The guilty plea by 55-year-old Florida diver Kenneth Meers was reported on Divernet in September. He was one of six divers linked to three Georgia dive-schools who had admitted submitting false claims to the Department of Veterans Affairs (VA) over several years, billing the office up to $20,800 for each imaginary student enrolled in their classes.
The dive professionals had also misled the VA about compliance with the department’s regulations, student attendance dates and hours of instruction, and had created a fictitious scholarship programme.
Appearing before US District Court Judge Lisa Wood in Savannah on 8 December, having pleaded guilty to the charge of committing wire fraud, Meers was told that after serving his term behind bars he would be subjected to a further three years of supervised release. There is no parole in the federal system.
Meers could have faced up to 20 years in a federal penitentiary but it is reported that his term was reduced after he had volunteered to co-operate with investigators prior to the six being charged.
A school certifying official and course director at the two Scooba Shack centres in Savannah and Richmond Hill from about May 2018 to April 2021, Meers also became a consultant at Diver’s Den in St Marys around May 2020 and an instructor there from about June 2021 to February 2022.
He prepared and submitted Scooba Shack’s application and course catalogue for VA approval and developed Diver’s Den’s programme, knowing that the applications contained false information. He also directed other defendants to create the fake scholarships used to mask the percentage of students receiving VA education benefits.
Scooba Shack owners Robert & Judith Lanoue have already been given six-month prison sentences and ordered to pay $3.23 million in restitution, while their employee David Anderegg was given probation and ordered to pay back $20,500.
Two other defendants, Theresa Whitlock, who operated Diver’s Den, and the centre’s director of training John Spyker still await sentencing.

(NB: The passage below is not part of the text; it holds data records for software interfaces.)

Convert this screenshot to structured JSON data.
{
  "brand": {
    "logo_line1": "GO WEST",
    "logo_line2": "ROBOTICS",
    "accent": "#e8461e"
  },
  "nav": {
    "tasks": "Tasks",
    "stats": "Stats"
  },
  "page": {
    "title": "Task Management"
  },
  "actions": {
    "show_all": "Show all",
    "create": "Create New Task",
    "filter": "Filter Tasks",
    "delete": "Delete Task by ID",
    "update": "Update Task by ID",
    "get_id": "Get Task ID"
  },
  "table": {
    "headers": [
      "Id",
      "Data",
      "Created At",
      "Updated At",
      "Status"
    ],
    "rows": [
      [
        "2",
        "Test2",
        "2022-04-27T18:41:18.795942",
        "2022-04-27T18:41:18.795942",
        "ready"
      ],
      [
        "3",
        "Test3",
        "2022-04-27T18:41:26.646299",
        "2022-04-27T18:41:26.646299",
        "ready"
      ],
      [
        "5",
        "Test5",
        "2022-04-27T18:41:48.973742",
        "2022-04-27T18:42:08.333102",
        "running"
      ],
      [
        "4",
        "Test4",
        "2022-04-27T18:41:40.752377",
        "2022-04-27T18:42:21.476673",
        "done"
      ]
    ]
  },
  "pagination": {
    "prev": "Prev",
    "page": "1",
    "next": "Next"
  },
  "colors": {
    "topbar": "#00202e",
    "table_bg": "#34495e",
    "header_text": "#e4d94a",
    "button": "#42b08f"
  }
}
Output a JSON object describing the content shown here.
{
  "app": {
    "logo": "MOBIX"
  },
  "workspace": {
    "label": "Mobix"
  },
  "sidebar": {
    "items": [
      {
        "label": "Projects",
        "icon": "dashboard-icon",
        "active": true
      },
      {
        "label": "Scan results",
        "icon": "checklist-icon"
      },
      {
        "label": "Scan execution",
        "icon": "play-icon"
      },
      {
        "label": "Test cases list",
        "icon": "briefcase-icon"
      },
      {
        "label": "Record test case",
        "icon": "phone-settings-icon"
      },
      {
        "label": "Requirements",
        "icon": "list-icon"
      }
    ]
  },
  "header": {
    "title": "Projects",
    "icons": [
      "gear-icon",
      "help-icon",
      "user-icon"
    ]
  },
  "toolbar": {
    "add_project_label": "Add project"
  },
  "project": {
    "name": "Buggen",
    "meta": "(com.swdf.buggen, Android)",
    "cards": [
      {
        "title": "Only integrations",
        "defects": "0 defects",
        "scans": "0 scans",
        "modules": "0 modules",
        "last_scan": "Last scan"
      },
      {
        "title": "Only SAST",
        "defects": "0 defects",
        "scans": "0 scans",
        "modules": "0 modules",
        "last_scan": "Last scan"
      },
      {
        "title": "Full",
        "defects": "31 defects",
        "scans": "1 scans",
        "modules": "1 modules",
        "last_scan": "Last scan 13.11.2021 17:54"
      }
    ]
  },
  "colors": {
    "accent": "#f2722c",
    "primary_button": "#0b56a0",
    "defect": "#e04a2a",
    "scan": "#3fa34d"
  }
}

“The VA administers a robust programme to provide educational benefits for those who have served their country, opening access to substantial career and enrichment opportunities for veterans,” said prosecuting US Attorney David Estes, a retired US Army colonel.
“Kenneth Meers and his co-conspirators circumvented the rules designed to protect that funding, purely for their personal enrichment, and they justly are being held accountable for their crimes.”